3 Feb 2020 • Articles
Clergy Letter for February 2020
I don’t know how many of you remember the dairy in Uttoxeter; after all it did close 35 years ago, but it was as a fresh-faced school leaver that I started my working career there in 1973. Amongst all the other memories I have of being a lab assistant (investigating the properties of milk) I clearly remember being invited to join the company pension scheme pretty much as soon as I had crossed the threshold. Well, of course, I agreed and when I saw that my then retirement date would be 2020 it seemed to be something out of science fiction, it was so far into the future that it would never come. For me 2020 was the year that would never happen! But it has, it is already here and under way.
The trouble now is that, if I’m not careful, I will keep thinking back to those earlier times with that wonderful gift ‘nostalgia’; a gift that allows us to look back with fondness and a desire to return to all those great times we experienced and how we felt as younger people. When life was simpler, less complicated, all together happier, and we wish it were so today. That’s how it can seem, but life was just as complex, full of ups and downs, every bit as challenging (albeit different challenges) and always social & moral issues to navigate.
Yes, we can learn from the past but we cannot live in it, neither can we expect time to stand still. Look how quickly Christmas had all but disappeared by the 27th of December. And it’s not only in our secular lives that we are confronted by these emotions, which do influence our views on life today, but also within the context of our faith and its expression in our lives and within church.
Within this Uttoxeter Area, we celebrate our differences and similarities, our strengths and opportunities, the contexts in which we each minister and, hopefully, support one another through challenging times and change. Having recently completed the ‘Statistics for Mission’ I realise how easy it would be to become puzzled or even cynical as to why there is a need for such information; yet there is one section that looks at mission in local context and, for me, that brought into sharp focus what much of our calling is about.
When I left school I had a sense of one stage of my life finishing with the rest full of excitement and hope – maybe because schooling had helped to prepare me. As we approach the season of Lent, perhaps we could use this as a time of preparation, of seeking forgiveness for the accrued cynicisms and bitterness acquired over the years, and of letting go all those nostalgic things which are not helpful in forwarding mission.

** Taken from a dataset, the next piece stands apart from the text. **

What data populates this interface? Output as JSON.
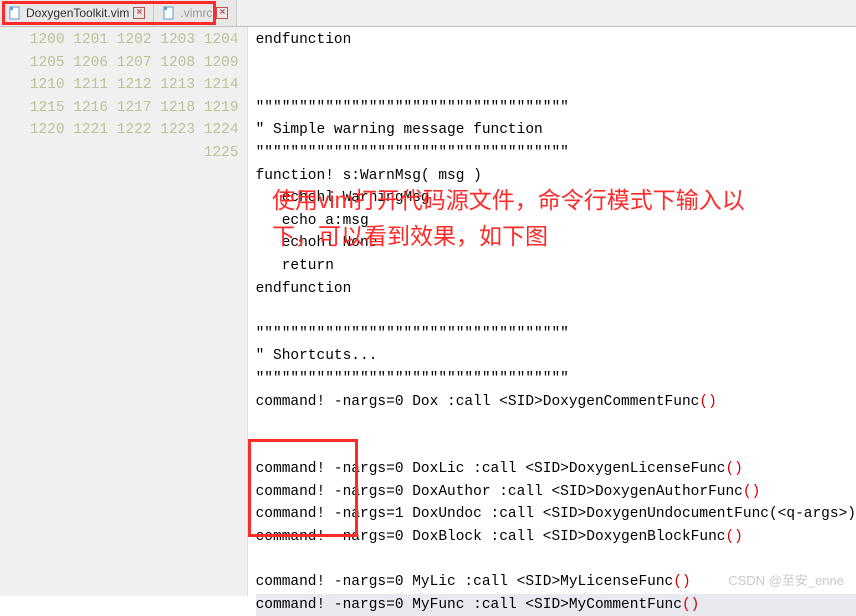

May the Holy Spirit continue to strengthen our unity, and open our hearts and minds to the possibilities God has for this Area.